To do
Each line of the data must reappear exactly in your answer, with no images included.
[Supplied material — start]
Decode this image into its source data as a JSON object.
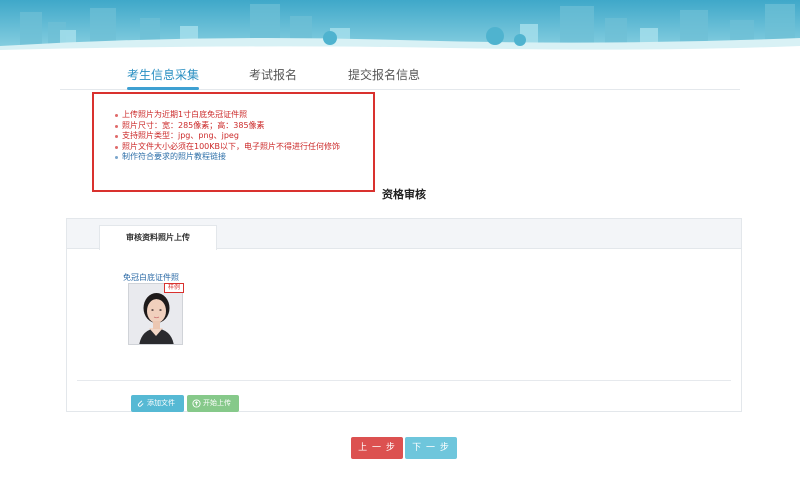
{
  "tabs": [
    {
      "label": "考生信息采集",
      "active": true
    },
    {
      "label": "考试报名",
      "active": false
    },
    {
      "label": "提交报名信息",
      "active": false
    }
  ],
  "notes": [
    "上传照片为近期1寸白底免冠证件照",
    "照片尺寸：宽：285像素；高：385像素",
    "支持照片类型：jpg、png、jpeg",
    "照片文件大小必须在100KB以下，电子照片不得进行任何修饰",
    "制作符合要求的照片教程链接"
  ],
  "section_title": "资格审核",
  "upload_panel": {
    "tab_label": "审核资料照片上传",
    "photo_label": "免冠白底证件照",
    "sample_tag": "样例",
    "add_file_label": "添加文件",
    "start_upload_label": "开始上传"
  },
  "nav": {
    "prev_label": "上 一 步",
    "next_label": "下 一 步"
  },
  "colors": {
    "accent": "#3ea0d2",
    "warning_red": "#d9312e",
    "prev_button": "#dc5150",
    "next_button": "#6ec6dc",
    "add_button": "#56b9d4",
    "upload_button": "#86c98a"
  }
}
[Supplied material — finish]
Answer to this problem
Decode this image into its source data as a JSON object.
{
  "tabs": [
    {
      "label": "考生信息采集",
      "active": true
    },
    {
      "label": "考试报名",
      "active": false
    },
    {
      "label": "提交报名信息",
      "active": false
    }
  ],
  "notes": [
    "上传照片为近期1寸白底免冠证件照",
    "照片尺寸：宽：285像素；高：385像素",
    "支持照片类型：jpg、png、jpeg",
    "照片文件大小必须在100KB以下，电子照片不得进行任何修饰",
    "制作符合要求的照片教程链接"
  ],
  "section_title": "资格审核",
  "upload_panel": {
    "tab_label": "审核资料照片上传",
    "photo_label": "免冠白底证件照",
    "sample_tag": "样例",
    "add_file_label": "添加文件",
    "start_upload_label": "开始上传"
  },
  "nav": {
    "prev_label": "上 一 步",
    "next_label": "下 一 步"
  },
  "colors": {
    "accent": "#3ea0d2",
    "warning_red": "#d9312e",
    "prev_button": "#dc5150",
    "next_button": "#6ec6dc",
    "add_button": "#56b9d4",
    "upload_button": "#86c98a"
  }
}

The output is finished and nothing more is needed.